The regulatory environment has changed so much that he believes an originator today looking at an appraisal report from a 2006 loan package would wonder how anyone was allowed to close a loan based on it.

Coester says the appraisals get returned for “revisions” upwards of 30% of the time because they don’t meet regulatory, underwriting or investor guidelines. Coester wants to get that down to 5% or less.

As a result, his nationwide appraisal management company has focused on using technology and “common sense stuff” to make sure appraisals come back the same way every time. The company has studied revisions to see what errors crop up repeatedly. When trends are spotted, those issues are incorporated into appraiser training.

Coester is keen on having software developers flag every data point in the appraisal process, even things that typically are not needed for monitoring or reporting. That way, if you decide to change what data used in reports, it’s as simple as changing the radio station in your car. There is no reason to muck around with the software architecture.

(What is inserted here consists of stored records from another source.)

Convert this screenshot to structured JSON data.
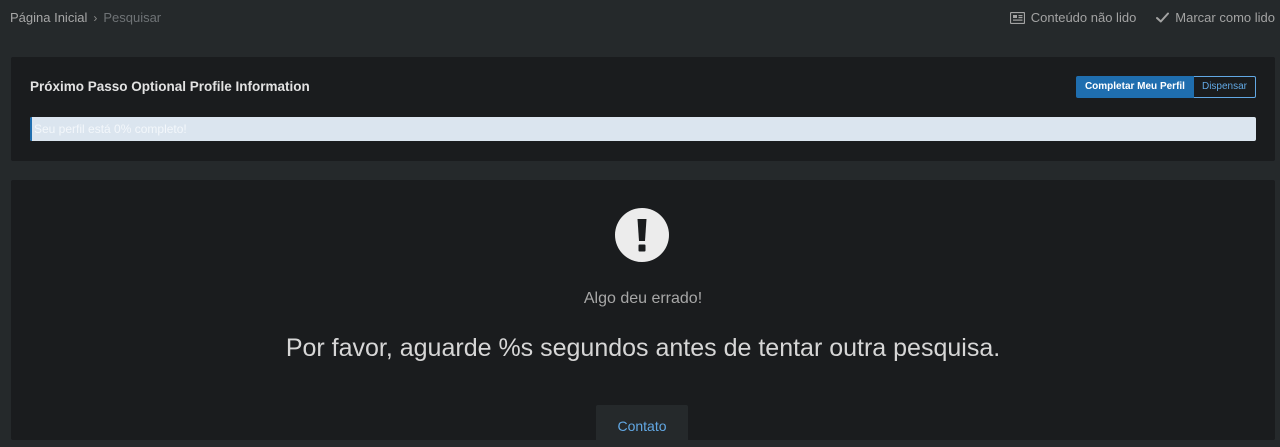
{
  "breadcrumb": {
    "home": "Página Inicial",
    "separator": "›",
    "current": "Pesquisar"
  },
  "top_actions": {
    "unread": {
      "label": "Conteúdo não lido",
      "icon": "newspaper-icon"
    },
    "mark_read": {
      "label": "Marcar como lido",
      "icon": "check-icon"
    }
  },
  "profile_step": {
    "title": "Próximo Passo Optional Profile Information",
    "complete_button": "Completar Meu Perfil",
    "dismiss_button": "Dispensar",
    "progress_text": "Seu perfil está 0% completo!",
    "progress_percent": 0
  },
  "error": {
    "icon": "exclamation-circle-icon",
    "subtitle": "Algo deu errado!",
    "message": "Por favor, aguarde %s segundos antes de tentar outra pesquisa.",
    "contact_button": "Contato"
  },
  "colors": {
    "page_background": "#25292b",
    "panel_background": "#1a1c1e",
    "accent": "#1f6eaf",
    "link": "#62a8e4",
    "progress_track": "#dbe5ef"
  }
}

“A simple thing like that becomes genius later on,” he said. “It’s not about creating something super special but more about using the technology that is currently available.”

The location of “comps” used to support an appraiser’s valuation is one potential red flag to keep an eye on, he said. If an appraisal comes in with two comps from across a highway, where previous appraisers used comps on the same side of the highway as the house, that’s a big warning sign, he said.

Coester is also skeptical about the reliability of automated valuation models, saying that, for lack of a better word, they “stink.”

“They’re just accurate enough to get you in trouble,” he said. “Five of them will be pretty much right and then one will be $300,000 off.”

Currently, he sees a continuum of valuation products, ranging from free home value estimates from companies such as Zillow and Trulia, to simple AVMs that cost six or seven bucks, to interpretive AVMs (around $50 a pop) to desktop appraisals ($125) to full appraisals ($450).

Because of the significant price differential, he believes that an interpretive AVM in the $30 price range could find a niche, but efforts to deploy such products using sales contracts and real estate listings for current valuation estimates haven’t been well received to date.

CoesterVMS developed Cloud Control, an appraisal management platform that utilizes Salesforce.com’s technology, which helps customize the appraisal ordering process for different lenders with different origination strategies and channels.

Ted Cornwell has covered the mortgage markets since 1990. He is a former editor of both Mortgage Servicing News and Mortgage Technology.